Maluku (15/11)-As an initial step to prepare the establishment of Marine Protected Area (MPA) network in Banda and Seram Seas, Maluku, the USAID Sustainable Ecosystems Advanced (SEA) Project initiated the Rapid Ecological Assessment (REA) for marine mammals in the area. The survey conducted by CTC in partnership with APEX Environmental was designed to address the data deficiency of cetacean migration pattern around Banda and Seram Seas which is crucial for future MPA network establishment in the target area. Covering 1,022 kilometers of track line from Ambon to the Banda Islands and West Seram, including Manipa Strait (which is a major marine corridor), the survey was completed in 11 days starting on 5-15 November 2016.
The Banda-Seram Sea survey revealed that the area is a vital habitat for large cetaceans as a calving and nursing ground. The survey results also illustrate the connectivity of marine biodiversity between Banda and Seram Seas, and from a marine spatial planning perspective, between Indonesia’s Fisheries Management Areas (FMA) 714 and FMA 715. For certain migratory cetaceans, the connectivity is transboundary, between east Indonesia, Timor-Leste and Australia – especially among migratory species such as Blue and Sperm Whales. Thus, protecting the sea mammals and their local habitats is essential as they are directly linked with a much broader ecological horizon.
Benjamin Kahn, Director of APEX Environmental and the survey’s Lead Scientist and Team Leader, when presenting the REA results to a group of stakeholder, underscored the important ecological role of Banda and Seram Seas for 16 species of marine mammals. The area, as he explained, is the migratory end-point for the endangered Blue Whales – that swim to east Indonesia from the sub-Antarctic convergence zone, south of Australia.
A total of 49 sightings were recorded, resulting in a minimal animal count of 1,771 individuals from 16 species of whales, dolphins and dugong. Blue Whales were the most frequently sighted large cetacean. Another important component of survey was the threat assessment for marine mammals. The main and immediate threat was the numerous plastic trash fields found along all the survey routes.
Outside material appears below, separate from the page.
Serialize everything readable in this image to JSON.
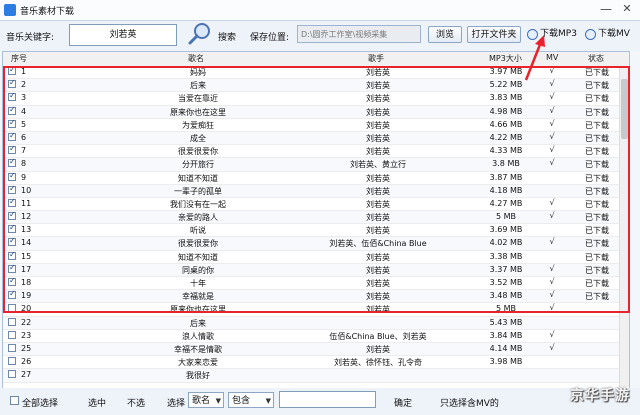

Interactions between marine mammals and other ocean industries (shipping, oil and gas, fisheries, and tourism) are also planned to be part of a longer-term threat assessment. The current REA has identified the Banda-Seram Seas as a marine mammal conservation priority.